The FDA is now requiring that all the companies manufacturing the mesh fund a registry of all patients who have this implanted. They are also requiring more research on these products already on the market and are suggesting they be used only by specially trained pelvic surgeons with urogynecology experience and only in certain cases, perhaps after a prior failed prolapse surgery.
The complications noted were mild and severe. The mild problems are mesh erosion with bleeding from the vagina, or extrusion that causes pain with intercourse. Sometimes this heals with some estrogen cream and other times it must be removed surgically and another method of prolapse repair must be utilized. Extra surgeries are not as successful as the first attempt. Severe problems involve mesh erosion into other organs such as the bladder or rectum. This requires major surgery with significant risk.
There are good studies that indicate that natural tissue repairs may not “look as tight” as those done with mesh but they are as functionally beneficial without the added mesh risk. For the strongest longest lasting repair, mesh is used through the abdominal route, either through an incision, with a laparoscope or with the De Vinci Robot. The latter 2 choices get you out of the hospital in 24 hours with a 2 week recovery. This option works well for those who need extra strong repairs and long lasting repairs with minimally invasive surgery. I recommend seeing a surgeon who does all these types of repairs so you are getting what is best for you not just what the individual surgeon knows how to do.
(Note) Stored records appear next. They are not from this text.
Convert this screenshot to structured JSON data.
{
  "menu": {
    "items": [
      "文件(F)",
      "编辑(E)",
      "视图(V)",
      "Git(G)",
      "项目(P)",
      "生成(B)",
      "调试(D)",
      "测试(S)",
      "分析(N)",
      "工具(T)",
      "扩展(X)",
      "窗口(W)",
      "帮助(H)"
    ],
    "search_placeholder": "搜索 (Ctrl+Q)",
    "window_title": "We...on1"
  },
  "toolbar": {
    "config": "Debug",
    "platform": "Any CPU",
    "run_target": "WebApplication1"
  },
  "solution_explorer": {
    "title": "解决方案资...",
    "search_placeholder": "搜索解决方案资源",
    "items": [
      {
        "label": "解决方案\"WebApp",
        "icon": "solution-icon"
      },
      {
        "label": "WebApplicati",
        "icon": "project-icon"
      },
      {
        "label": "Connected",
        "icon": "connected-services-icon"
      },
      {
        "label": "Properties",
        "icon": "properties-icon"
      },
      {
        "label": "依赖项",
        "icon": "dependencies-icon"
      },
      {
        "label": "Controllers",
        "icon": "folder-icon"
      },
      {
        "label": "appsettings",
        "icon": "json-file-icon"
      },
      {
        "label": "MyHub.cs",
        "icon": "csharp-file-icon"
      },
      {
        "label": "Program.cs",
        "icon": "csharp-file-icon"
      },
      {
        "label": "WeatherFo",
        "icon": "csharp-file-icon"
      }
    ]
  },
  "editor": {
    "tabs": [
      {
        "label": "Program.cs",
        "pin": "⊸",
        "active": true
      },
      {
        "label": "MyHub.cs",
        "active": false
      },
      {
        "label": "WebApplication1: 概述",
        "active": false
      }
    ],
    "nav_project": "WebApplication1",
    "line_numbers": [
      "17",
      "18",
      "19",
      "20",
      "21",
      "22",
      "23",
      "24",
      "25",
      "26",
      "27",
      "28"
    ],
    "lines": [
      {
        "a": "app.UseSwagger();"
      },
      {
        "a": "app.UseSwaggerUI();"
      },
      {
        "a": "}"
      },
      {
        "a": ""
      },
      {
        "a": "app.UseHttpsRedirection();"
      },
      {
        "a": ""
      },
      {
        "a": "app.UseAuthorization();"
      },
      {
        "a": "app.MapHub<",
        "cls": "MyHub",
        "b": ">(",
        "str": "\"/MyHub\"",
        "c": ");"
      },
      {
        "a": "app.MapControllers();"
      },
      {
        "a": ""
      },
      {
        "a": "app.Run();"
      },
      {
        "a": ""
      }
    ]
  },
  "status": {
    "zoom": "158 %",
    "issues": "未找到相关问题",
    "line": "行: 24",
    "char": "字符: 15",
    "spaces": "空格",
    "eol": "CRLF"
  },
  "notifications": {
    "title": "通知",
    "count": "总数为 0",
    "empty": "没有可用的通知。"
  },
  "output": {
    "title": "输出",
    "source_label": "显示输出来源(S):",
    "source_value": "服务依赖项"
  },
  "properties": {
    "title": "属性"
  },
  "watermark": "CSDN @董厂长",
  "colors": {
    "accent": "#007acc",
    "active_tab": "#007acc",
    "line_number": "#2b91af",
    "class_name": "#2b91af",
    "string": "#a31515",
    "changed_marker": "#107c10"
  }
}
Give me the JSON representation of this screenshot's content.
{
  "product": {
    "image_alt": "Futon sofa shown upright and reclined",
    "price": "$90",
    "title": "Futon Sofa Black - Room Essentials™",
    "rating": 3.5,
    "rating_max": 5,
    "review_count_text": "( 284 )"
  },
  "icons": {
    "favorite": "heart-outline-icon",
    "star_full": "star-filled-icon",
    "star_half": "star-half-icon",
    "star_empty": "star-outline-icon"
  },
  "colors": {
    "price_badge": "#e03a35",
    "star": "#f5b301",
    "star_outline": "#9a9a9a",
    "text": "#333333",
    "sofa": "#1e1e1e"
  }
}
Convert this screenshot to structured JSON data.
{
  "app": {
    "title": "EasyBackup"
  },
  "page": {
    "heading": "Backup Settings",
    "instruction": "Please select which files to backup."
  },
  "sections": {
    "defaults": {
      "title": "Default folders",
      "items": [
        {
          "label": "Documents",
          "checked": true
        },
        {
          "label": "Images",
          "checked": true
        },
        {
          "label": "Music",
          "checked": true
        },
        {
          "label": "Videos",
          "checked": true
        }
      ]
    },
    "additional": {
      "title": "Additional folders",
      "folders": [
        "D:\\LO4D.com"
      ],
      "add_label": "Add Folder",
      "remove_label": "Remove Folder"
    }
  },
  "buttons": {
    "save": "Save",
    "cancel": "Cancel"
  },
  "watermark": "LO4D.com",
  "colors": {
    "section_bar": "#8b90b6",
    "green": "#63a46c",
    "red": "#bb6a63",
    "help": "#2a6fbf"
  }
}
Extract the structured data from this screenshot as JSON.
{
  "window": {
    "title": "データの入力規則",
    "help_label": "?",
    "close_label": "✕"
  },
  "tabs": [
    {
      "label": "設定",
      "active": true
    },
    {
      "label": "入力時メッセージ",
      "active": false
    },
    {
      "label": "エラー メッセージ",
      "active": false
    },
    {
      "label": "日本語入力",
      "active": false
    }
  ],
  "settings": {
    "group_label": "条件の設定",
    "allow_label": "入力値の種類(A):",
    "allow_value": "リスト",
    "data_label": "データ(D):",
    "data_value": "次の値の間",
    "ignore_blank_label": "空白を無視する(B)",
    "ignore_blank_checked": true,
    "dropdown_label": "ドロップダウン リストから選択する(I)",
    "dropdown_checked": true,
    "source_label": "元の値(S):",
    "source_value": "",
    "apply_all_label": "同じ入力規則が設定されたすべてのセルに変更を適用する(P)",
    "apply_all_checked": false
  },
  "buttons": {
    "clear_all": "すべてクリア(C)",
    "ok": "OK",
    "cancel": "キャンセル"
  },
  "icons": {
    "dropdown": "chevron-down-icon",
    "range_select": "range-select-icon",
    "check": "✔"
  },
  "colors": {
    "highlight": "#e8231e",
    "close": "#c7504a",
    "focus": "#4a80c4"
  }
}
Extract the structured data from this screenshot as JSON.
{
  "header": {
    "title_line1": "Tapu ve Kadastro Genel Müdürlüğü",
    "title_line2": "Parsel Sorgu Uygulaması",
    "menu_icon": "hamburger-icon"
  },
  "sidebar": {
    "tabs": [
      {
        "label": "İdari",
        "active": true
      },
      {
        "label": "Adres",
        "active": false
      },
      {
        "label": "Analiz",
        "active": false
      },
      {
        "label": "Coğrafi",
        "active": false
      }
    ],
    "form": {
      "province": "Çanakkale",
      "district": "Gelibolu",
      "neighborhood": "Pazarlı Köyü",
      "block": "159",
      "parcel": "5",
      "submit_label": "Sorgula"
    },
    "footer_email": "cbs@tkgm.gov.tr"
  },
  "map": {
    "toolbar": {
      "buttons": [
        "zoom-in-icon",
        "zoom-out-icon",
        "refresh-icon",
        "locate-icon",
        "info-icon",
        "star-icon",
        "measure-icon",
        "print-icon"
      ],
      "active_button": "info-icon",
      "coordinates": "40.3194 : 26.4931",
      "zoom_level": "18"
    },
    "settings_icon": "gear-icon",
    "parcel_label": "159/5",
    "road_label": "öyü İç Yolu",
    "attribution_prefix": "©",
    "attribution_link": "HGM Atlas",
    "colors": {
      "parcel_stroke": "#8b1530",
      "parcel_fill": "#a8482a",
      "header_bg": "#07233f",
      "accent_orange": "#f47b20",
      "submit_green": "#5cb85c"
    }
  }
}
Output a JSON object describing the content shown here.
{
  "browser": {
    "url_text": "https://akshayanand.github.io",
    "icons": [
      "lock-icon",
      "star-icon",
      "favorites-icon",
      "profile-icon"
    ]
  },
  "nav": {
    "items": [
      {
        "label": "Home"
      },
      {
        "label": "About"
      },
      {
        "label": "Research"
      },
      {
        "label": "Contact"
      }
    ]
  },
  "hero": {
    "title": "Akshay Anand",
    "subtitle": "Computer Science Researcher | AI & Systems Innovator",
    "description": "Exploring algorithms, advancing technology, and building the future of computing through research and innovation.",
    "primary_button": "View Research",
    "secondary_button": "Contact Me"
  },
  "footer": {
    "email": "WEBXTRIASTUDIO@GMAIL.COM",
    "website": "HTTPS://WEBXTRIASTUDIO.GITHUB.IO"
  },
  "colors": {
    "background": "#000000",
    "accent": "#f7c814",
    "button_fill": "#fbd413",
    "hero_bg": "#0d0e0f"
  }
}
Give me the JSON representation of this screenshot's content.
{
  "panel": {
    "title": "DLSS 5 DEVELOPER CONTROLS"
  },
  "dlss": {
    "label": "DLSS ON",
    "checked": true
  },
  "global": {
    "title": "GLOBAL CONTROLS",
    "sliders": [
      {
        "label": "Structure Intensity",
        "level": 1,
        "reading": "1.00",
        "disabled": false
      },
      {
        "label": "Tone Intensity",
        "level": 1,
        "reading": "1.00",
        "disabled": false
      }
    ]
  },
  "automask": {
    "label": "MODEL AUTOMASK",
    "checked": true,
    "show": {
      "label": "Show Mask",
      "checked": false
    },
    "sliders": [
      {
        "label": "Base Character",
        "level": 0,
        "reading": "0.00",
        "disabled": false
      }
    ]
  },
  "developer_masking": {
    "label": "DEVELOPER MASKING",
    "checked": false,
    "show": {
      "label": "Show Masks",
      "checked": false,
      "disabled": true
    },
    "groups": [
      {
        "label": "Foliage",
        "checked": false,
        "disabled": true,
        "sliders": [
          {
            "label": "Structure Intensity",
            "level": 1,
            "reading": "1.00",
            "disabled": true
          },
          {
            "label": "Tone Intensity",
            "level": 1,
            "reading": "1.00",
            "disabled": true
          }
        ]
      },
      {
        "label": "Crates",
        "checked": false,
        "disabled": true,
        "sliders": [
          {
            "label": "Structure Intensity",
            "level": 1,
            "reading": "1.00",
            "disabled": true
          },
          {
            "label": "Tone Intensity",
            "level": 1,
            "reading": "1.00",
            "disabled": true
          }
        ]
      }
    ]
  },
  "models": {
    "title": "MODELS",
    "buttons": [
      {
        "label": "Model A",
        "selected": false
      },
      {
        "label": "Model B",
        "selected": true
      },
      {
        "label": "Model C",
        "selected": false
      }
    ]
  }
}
I am trained and experienced in all techniques and therefore can discuss the risks and benefits of all approaches to best design a treatment plan for each individual woman.
It is always best to be armed with information. The full FDA warning can be read on the www.FDA.gov website.